Ian Kinsler key cog in Rangers' success

He was a spark plug. The igniter, as manager Ron Washington liked to call him. When Ian Kinsler was at his best -- finding ways to get on base, harassing opposing pitchers with his speed once he got there, and even belting some early-game, momentum-building home runs -- the Texas Rangers' offense just seemed to follow. It was trickle-down offensive fireworks and it helped the Rangers get to consecutive World Series.

Now, Kinsler will try to do that in Detroit. He's a Tiger. And he didn't have a say in the matter. The Tigers weren't on Kinsler's limited no-trade list, so his approval wasn't necessary. But trading him wasn't easy. The Rangers needed power and presence in the lineup and they get a big bundle of both with Prince Fielder. So Kinsler was the means to getting that bat to Arlington.

"I’ll miss the excitement that he brought every single night," Washington said. "I’ll miss his leadership in the clubhouse, leadership on the field. He was a gamer. He showed up every day and represented what the Texas Rangers were all about and what we were trying to do."

He leaves as a testament to the club's scouting and development and how critical is it to a successful franchise. He was taken in the 17th round in 2003 and the pick didn't make headlines. Mike Grouse, the area scout in the midwest, liked Kinsler's attitude and grit as much or more than his offensive or defensive skills. Kinsler wasn't a "wow" player, but he was scrappy and solid. Grouse voiced his opinion and the Rangers made the selection.

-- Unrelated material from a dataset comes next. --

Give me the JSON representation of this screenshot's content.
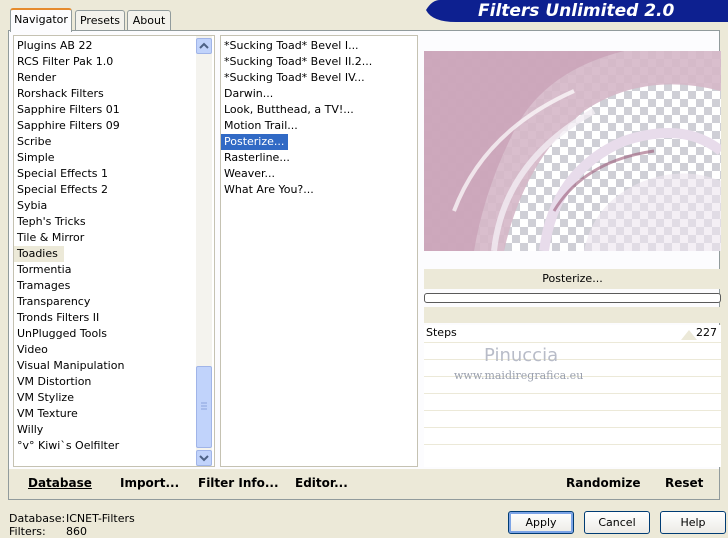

It didn't take long for Kinsler, who finished his collegiate career at Missouri, to make his mark in the minors, working his way through the system. He made his big league debut in 2006 after a full season at Triple-A Oklahoma City. He hit .286 with 14 homers and 55 RBIs as a rookie and never left the majors. In the process, he made friends with Michael Young, who recognized that Kinsler had tons of potential and could grow into a leader.

"When he first came up he was like my little brother," Young said via text on Wednesday. "Now, he's one of my best friends. He meant so much to this team and this community. He's a great player and teammate. Tiger fans are going to love him."

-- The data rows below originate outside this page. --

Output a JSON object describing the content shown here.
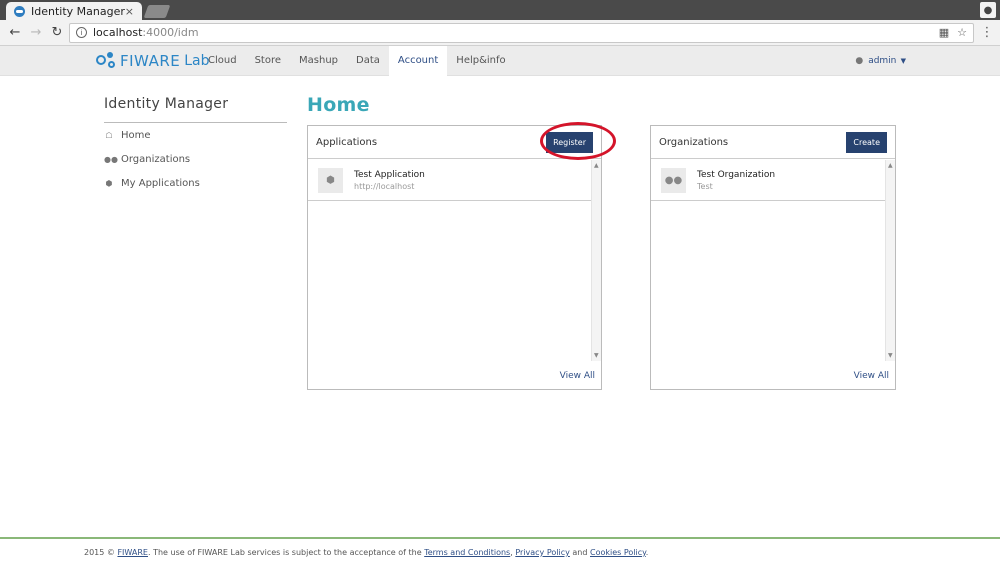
{
  "browser": {
    "tab_title": "Identity Manager",
    "tab_close": "×",
    "url_host": "localhost",
    "url_path": ":4000/idm"
  },
  "header": {
    "brand": "FIWARE",
    "brand_lab": "Lab",
    "nav": [
      {
        "label": "Cloud"
      },
      {
        "label": "Store"
      },
      {
        "label": "Mashup"
      },
      {
        "label": "Data"
      },
      {
        "label": "Account",
        "active": true
      },
      {
        "label": "Help&info"
      }
    ],
    "user": "admin"
  },
  "sidebar": {
    "title": "Identity Manager",
    "items": [
      {
        "label": "Home",
        "icon": "home-icon"
      },
      {
        "label": "Organizations",
        "icon": "users-icon"
      },
      {
        "label": "My Applications",
        "icon": "cube-icon"
      }
    ]
  },
  "main": {
    "title": "Home",
    "applications": {
      "title": "Applications",
      "button": "Register",
      "items": [
        {
          "name": "Test Application",
          "sub": "http://localhost",
          "icon": "cube-icon"
        }
      ],
      "view_all": "View All"
    },
    "organizations": {
      "title": "Organizations",
      "button": "Create",
      "items": [
        {
          "name": "Test Organization",
          "sub": "Test",
          "icon": "users-icon"
        }
      ],
      "view_all": "View All"
    }
  },
  "footer": {
    "prefix": "2015 © ",
    "fiware_link": "FIWARE",
    "text1": ". The use of FIWARE Lab services is subject to the acceptance of the ",
    "terms": "Terms and Conditions",
    "sep1": ", ",
    "privacy": "Privacy Policy",
    "sep2": " and ",
    "cookies": "Cookies Policy",
    "end": "."
  },
  "colors": {
    "accent": "#3aa7b7",
    "primary": "#27426f",
    "brand": "#2c86c6",
    "highlight": "#d4142a"
  }
}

Kinsler represented a homegrown player who was drafted and developed by the Rangers and became a mainstay in the lineup and on the field. He had plenty of memorable moments in a Rangers uniform. He blasted a tone-setting home run to lead off Game 4 of the American League Division Series in 2011 in Tampa Bay, a game the Rangers won to move on to the championship series. He had three homers in the ALDS in 2010 as well, including one late in Game 5 to effectively seal the club's first playoff series win. He turned a memorable double play in Game 2 of the World Series in St. Louis, a game the Rangers won late to tie the series. And he hit for the cycle on April 15, 2009, wearing No. 42 in honor of Jackie Robinson.

Kinsler got his share of criticism from fans, especially when slumps would lead to popups or struggles with runners in scoring position. But I always believed the criticism was because Kinsler was so important to the entire offense working that, when he slumped, it seemed that often so did many of his teammates. His value never seemed fully understood until he was on the disabled list and the offense wasn't clicking.

He leaves with an impressive Rangers legacy as one of the key members of the franchise's most successful run. He also leaves, if you ask me, as one of the more underappreciated athletes in the Dallas-Fort Worth area. He'll be missed.